Hear that? An institute based on interdisciplinary sound research at the University of Alberta was formally established last month.
On October 10, the General Faculties Council Academic Planning Committee approved the Sound Studies Initiative to become an institute after meeting various targets required by the university. Located in the Old Arts Building, the initiative started in 2015 and broadly researches how different aspects of sounds work, as well as hosts presentations for students.
“The university has a focus on interdisciplinary sound and research, but sound itself has many components to it,” said Mary Ingraham, the institute’s director. “How it’s generated, produced, heard, what the sound impacts; there are many ways of thinking and interacting with sound, and they come across disciplines.”
The institute has research projects involving the community, with Ingraham highlighting a collaboration with the Aboriginal Multi-Media Society of Alberta to transfer and transcribe old records into a digital archive.
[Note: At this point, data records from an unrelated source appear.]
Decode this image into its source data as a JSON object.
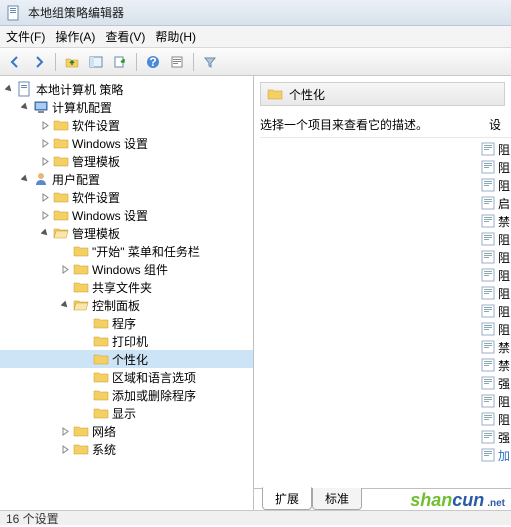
{
  "title": "本地组策略编辑器",
  "menu": {
    "file": "文件(F)",
    "action": "操作(A)",
    "view": "查看(V)",
    "help": "帮助(H)"
  },
  "tree": {
    "root": "本地计算机 策略",
    "comp_cfg": "计算机配置",
    "c_soft": "软件设置",
    "c_win": "Windows 设置",
    "c_admin": "管理模板",
    "user_cfg": "用户配置",
    "u_soft": "软件设置",
    "u_win": "Windows 设置",
    "u_admin": "管理模板",
    "start_menu": "\"开始\" 菜单和任务栏",
    "win_comp": "Windows 组件",
    "shared": "共享文件夹",
    "cpanel": "控制面板",
    "programs": "程序",
    "printers": "打印机",
    "personal": "个性化",
    "region": "区域和语言选项",
    "addremove": "添加或删除程序",
    "display": "显示",
    "network": "网络",
    "system": "系统"
  },
  "right": {
    "title": "个性化",
    "desc_header": "选择一个项目来查看它的描述。",
    "set_header": "设",
    "items": [
      "阻",
      "阻",
      "阻",
      "启",
      "禁",
      "阻",
      "阻",
      "阻",
      "阻",
      "阻",
      "阻",
      "禁",
      "禁",
      "强",
      "阻",
      "阻",
      "强",
      "加"
    ],
    "tab_ext": "扩展",
    "tab_std": "标准"
  },
  "status": "16 个设置",
  "watermark": {
    "p1": "shan",
    "p2": "cun",
    "suffix": ".net"
  }
}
It is also part of the Cultures of Sound Network, an international collaboration involving Memorial University of Newfoundland, the Canadian Museum of History, and Smithsonian Folkways Recordings to promote and preserve music and culture.
The Sound Studies Institute will be holding events throughout the term including the Winter Roots Roundup festival in February, and Sound Sessions where workshops or traditional research on sound are presented. As the successor to another sound-based partnership with Smithsonian Folkways called folkwaysAlive!, the institute holds the Asch collection: a diverse, global catalogue of recordings ranging from folk to ethnic performance traditions.
“Some of it’s practical, some of it’s performance, and some of it’s what we might call pure research,” Ingraham said. “People are welcome to come and see what’s going on. If you’re just passing by, don’t be afraid to walk in.”
In order to become an institute, the university required various governing structures to be established, and one of their current challenges is their ability to raise funds. Although this took a few years to develop, Ingraham said they were buoyed by the excitement of their graduate students and researchers.
“We found no resistance from researchers or graduate students,” Ingraham said. “In fact, they were very enthusiastic about the need for this cross-disciplinary base where a computing science student could talk to a composer in music.”
For now, Ingraham is focusing on improving the institute’s research capacity, finding funding, and promoting awareness within the community of their projects.
“We are all engaged with sound, and I think it is an important part of how we recognize ourselves in the world,” she said. “I think it’s something that brings us all together that results in communities of people in particular areas. There are so many different ways that we can explore it, and all of them come back to the fact that we are humans in this space.”